PROVO, Utah — Brigham Young University says it did not authorize a rainbow lighting display of the “Y” in the foothills near the university on Thursday night.
Some say the school’s statement was the right move, but others say the university should have supported the display, meant as a show of support for LGBTQ+ students at the school.
Nearly 50 people hiked the nearly two miles to the “Y” with different-colored flashlights to create the rainbow effect.
Some in Provo said they loved the lights, others said they hated them, but many said they feel torn.
“It’s a little complex and tricky,” said Bradley Talbot, a BYU student who organized the display.
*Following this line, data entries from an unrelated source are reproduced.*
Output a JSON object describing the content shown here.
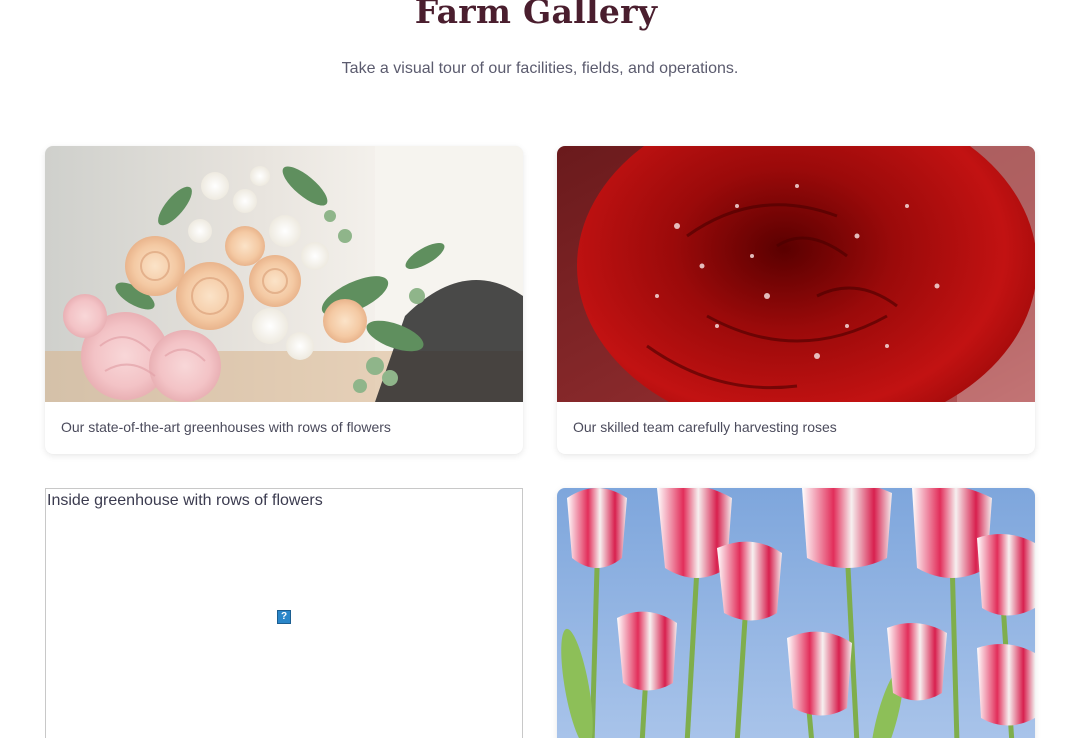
{
  "header": {
    "title": "Farm Gallery",
    "subtitle": "Take a visual tour of our facilities, fields, and operations."
  },
  "gallery": {
    "items": [
      {
        "caption": "Our state-of-the-art greenhouses with rows of flowers",
        "image": "flower-bouquet-photo"
      },
      {
        "caption": "Our skilled team carefully harvesting roses",
        "image": "red-rose-photo"
      },
      {
        "alt": "Inside greenhouse with rows of flowers",
        "image": "broken-image",
        "icon": "?"
      },
      {
        "image": "tulips-photo"
      }
    ]
  },
  "colors": {
    "title": "#4a1e2e",
    "subtitle": "#5b5b6e",
    "caption": "#4b4b5c",
    "broken_icon": "#2a86c9"
  }
}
He said he understands why other students feel conflicted about it.
The lights weren’t meant to be anti-BYU, or against The Church of Jesus Christ of Latter-day Saints, Talbot said.
We are wanting to work with BYU to try to make the campus a more loving and welcoming place.
The split feeling many people have is that they don’t have issues with what the lights stand for, but also want to support the BYU honor code.
“People know what the code is before they go to school there,” said John Boutelle, a BYU alum.
“The majority of BYU students, they love people, and they want to support people, but they also agree with the standards of the school,” said Aaron Reid, a BYU student.
Talbot said he hopes the display will start conversations at the school and in the community, and others on campus will feel more comfortable supporting the LGBTQ+ community.
“I would like there to be open discussion to say, ‘hey, it is possible to be part of BYU and be who you are?'” Talbot said.
Most of the feedback he’s got so far about Thursday night’s display has been positive, Talbot said, though many have disagreed.
“Hate is loud, but love is louder,” Talbot said.
BYU declined to comment for this report, referring 2News to its tweets about the light display.